(WHAT YOU SHOULD DO):
Wherever a line in the data below holds "Thomber", copy that line.
===== RECORD EXTRACTS
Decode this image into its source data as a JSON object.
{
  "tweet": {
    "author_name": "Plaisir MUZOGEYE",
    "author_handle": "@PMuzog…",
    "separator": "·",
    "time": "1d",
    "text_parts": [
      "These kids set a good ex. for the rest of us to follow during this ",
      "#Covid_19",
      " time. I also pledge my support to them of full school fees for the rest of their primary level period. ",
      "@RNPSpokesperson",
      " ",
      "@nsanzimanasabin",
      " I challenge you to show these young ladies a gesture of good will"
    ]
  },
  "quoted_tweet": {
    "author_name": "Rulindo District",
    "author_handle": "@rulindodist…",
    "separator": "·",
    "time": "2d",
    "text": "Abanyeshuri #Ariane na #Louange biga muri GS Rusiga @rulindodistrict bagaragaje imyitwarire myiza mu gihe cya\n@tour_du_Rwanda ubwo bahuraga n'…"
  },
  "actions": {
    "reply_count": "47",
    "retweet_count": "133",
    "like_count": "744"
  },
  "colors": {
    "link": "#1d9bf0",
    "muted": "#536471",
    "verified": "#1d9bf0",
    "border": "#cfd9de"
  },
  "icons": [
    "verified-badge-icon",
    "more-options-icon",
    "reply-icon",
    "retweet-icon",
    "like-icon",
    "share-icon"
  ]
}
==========
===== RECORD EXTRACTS
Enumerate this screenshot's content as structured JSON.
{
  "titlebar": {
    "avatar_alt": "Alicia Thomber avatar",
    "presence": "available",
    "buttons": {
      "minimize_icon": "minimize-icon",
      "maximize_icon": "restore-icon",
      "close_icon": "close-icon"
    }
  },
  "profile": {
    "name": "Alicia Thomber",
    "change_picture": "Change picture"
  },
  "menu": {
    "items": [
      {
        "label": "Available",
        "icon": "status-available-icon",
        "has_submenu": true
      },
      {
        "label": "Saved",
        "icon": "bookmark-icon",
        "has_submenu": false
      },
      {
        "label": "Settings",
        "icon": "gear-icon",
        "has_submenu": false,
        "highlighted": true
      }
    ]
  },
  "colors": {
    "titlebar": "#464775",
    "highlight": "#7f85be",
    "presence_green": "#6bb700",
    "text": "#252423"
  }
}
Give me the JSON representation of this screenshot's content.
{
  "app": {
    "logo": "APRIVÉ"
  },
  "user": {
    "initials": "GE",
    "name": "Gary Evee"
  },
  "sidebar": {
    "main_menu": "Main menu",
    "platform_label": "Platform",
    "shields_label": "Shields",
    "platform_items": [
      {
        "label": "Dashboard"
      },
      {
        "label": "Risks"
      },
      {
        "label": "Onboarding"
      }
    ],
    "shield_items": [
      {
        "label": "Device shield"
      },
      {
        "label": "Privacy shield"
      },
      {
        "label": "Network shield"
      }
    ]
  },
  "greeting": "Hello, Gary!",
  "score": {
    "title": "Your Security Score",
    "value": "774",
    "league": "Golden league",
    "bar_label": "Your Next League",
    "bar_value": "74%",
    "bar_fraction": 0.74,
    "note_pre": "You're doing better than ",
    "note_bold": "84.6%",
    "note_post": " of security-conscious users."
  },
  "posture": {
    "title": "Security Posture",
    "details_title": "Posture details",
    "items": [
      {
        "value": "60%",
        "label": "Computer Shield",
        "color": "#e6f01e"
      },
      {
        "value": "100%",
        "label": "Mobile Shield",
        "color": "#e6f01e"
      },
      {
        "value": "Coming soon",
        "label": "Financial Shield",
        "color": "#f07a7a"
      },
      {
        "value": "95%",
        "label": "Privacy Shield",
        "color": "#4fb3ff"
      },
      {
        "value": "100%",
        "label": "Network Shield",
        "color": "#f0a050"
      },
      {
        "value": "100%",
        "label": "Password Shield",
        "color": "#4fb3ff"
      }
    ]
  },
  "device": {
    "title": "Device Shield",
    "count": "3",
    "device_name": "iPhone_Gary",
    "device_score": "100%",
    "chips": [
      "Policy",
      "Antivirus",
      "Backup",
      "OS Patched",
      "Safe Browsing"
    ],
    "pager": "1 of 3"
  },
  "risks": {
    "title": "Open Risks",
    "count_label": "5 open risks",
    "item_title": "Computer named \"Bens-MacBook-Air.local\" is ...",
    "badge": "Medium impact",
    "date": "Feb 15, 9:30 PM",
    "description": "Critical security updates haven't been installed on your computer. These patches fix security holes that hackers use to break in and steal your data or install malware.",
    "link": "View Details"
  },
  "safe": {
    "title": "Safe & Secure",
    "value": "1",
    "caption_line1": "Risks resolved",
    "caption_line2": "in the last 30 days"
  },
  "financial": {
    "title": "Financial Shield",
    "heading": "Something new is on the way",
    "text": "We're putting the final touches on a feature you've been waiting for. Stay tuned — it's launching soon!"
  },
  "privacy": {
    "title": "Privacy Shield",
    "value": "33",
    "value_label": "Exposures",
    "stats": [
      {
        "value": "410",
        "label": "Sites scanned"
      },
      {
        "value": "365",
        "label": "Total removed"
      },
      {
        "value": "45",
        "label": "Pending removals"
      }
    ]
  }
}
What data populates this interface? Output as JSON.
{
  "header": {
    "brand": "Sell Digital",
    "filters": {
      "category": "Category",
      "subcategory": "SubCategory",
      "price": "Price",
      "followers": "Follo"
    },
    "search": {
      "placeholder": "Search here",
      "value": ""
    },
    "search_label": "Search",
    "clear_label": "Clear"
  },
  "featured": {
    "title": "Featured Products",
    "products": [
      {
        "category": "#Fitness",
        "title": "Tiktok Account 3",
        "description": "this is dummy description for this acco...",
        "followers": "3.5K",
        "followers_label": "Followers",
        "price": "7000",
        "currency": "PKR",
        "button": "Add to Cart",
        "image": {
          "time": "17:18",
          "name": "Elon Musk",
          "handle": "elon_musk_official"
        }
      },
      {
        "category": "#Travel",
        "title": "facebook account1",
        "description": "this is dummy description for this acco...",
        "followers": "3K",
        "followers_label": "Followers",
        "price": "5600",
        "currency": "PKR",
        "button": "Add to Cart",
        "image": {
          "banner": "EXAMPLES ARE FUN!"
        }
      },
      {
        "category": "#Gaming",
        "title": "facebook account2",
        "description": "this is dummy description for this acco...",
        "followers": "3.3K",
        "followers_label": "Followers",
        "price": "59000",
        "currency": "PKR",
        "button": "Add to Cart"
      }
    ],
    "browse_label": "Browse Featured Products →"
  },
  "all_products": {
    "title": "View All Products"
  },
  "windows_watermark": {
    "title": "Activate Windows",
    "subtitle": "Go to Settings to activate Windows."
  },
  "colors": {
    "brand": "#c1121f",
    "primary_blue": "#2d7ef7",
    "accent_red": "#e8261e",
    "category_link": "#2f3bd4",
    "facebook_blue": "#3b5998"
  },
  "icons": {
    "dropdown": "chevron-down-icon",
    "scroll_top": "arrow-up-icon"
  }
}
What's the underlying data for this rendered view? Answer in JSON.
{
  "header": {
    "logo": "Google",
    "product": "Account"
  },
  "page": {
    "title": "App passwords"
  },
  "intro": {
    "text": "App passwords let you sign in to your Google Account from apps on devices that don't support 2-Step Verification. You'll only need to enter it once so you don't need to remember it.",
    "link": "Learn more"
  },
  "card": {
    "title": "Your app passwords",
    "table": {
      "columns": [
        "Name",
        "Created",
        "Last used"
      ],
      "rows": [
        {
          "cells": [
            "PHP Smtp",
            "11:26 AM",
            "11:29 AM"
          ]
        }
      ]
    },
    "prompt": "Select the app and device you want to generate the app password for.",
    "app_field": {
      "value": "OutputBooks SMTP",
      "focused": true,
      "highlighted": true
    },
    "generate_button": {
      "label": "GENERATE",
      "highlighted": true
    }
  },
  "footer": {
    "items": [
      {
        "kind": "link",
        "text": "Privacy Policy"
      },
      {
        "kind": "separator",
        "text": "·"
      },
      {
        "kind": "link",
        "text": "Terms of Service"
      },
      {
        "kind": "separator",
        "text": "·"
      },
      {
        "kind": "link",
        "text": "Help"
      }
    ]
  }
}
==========
(EXERCISE ANSWER):
    "avatar_alt": "Alicia Thomber avatar",
    "name": "Alicia Thomber",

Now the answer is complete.